All campus events, inside and outside, must be approved through the Department of Event Management. Whenever possible, meetings and events should use virtual platforms (e.g., Zoom, Microsoft Teams, telephone, etc.). Availability of space is limited due to capacity reductions aligned with COVID-19 physical distancing requirements. Priority of space use during summer 2021 will be for meetings, events, and activities involving students. Meetings and events that are solely for faculty and staff should be held virtually unless there is a specific need for in-person activity, in which case an event request should be submitted for review.

All use of space (indoor and outdoor) must comply with the maximum occupancy for the space being used and meet applicable event size requirements.

Guidelines for hosting visitors and use of College space for non-College events will be determined once we are a fully vaccinated campus. Because the College campus is closed to the public, visitors are not allowed except with departmental or Language Schools permission. Visitors must be fully vaccinated, or approved mitigation measures must be in place.

Hand Hygiene

Washing hands or using hand sanitizer eliminates germs and lowers the risk of getting infected with a virus when someone touches their face, nose, or eyes. This practice prevents someone who is infected (even if they don’t feel sick) from spreading germs to others when touching shared surfaces.

What is important to know:

Students, faculty, and staff should frequently and thoroughly wash their hands with soap and warm water for at least 20 seconds, especially when entering a new area, after being in a public place, or after blowing their nose, coughing, sneezing, or touching their face. If soap and water are not readily available, use a hand sanitizer that contains at least 60 percent alcohol. Hand sanitizer is located inside the entrances to campus buildings and in classrooms and event spaces.

Avoid touching your eyes, nose, or mouth with unwashed hands, and do not touch any personal items or eat with unwashed hands. Disinfect personal items such as keys, cell phones, and keyboards frequently. Individuals should always cover their mouth and nose with tissues when they cough or sneeze or direct the sneeze into the inside of their elbow. All used tissues should be thrown in the trash. Immediately wash your hands with soap and water or use hand sanitizer.

Gloves are not necessary for general use in the COVID-19 pandemic and do not replace frequent and thorough handwashing.
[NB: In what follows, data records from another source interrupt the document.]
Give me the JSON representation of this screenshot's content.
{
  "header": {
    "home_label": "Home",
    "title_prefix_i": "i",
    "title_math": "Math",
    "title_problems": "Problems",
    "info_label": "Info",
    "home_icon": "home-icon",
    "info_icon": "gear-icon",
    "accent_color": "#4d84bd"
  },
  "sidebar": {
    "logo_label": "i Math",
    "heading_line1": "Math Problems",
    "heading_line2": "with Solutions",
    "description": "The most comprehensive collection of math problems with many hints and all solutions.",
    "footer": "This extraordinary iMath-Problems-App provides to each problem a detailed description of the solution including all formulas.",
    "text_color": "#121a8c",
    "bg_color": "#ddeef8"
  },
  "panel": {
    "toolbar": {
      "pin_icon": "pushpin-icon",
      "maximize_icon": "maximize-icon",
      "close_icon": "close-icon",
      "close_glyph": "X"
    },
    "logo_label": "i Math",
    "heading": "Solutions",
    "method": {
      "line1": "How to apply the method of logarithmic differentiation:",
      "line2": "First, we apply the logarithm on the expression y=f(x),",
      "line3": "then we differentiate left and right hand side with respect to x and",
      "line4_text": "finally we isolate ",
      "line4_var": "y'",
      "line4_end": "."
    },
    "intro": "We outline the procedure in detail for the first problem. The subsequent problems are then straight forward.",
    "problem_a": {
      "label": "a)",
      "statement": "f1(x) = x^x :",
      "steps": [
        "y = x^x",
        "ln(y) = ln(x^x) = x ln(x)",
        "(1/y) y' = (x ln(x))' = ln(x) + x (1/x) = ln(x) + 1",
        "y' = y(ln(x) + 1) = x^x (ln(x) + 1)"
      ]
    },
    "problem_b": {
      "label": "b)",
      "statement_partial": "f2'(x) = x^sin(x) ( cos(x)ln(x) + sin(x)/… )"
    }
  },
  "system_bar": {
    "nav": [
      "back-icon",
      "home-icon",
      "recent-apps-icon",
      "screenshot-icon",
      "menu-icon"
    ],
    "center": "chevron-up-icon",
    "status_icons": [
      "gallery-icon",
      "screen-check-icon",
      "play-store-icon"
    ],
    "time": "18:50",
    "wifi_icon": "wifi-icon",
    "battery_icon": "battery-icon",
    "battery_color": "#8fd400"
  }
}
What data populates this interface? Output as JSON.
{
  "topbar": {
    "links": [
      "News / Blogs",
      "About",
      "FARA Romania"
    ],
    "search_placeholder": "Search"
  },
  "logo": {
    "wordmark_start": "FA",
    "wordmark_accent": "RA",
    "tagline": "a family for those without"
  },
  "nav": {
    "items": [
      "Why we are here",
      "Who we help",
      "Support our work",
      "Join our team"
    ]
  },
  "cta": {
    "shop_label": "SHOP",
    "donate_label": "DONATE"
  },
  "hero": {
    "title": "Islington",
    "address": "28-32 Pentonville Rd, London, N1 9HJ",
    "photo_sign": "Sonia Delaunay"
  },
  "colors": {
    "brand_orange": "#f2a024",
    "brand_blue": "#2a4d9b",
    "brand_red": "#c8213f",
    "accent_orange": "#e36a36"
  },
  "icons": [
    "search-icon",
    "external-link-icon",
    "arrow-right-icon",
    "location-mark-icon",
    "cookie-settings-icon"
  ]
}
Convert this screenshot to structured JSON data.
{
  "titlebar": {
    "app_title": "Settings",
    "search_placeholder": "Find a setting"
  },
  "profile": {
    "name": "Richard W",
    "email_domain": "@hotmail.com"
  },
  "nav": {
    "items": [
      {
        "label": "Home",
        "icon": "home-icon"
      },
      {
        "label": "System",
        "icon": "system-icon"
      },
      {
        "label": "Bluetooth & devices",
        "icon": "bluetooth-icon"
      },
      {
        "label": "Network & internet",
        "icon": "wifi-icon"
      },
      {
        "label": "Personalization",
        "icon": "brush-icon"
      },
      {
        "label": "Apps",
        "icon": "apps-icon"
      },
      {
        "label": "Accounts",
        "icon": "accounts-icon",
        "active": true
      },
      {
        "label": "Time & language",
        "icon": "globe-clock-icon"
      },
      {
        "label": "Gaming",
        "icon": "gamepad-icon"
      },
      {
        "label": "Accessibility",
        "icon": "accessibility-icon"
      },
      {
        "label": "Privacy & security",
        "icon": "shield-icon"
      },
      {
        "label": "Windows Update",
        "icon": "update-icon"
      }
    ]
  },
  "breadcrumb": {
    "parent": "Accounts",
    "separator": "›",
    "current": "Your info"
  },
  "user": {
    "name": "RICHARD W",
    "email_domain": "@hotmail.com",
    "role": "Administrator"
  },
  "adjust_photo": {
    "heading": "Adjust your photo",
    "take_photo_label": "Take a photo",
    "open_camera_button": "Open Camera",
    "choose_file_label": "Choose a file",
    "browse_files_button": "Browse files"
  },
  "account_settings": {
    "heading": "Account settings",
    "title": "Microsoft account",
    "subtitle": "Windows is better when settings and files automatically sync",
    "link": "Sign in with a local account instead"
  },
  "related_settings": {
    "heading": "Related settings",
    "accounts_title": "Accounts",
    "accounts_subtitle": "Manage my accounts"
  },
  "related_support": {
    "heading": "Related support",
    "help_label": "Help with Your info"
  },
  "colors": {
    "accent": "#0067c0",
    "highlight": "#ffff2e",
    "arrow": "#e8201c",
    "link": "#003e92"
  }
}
Gloves and other personal protective equipment may be required in certain labs or for other work areas as advised by managers or supervisors.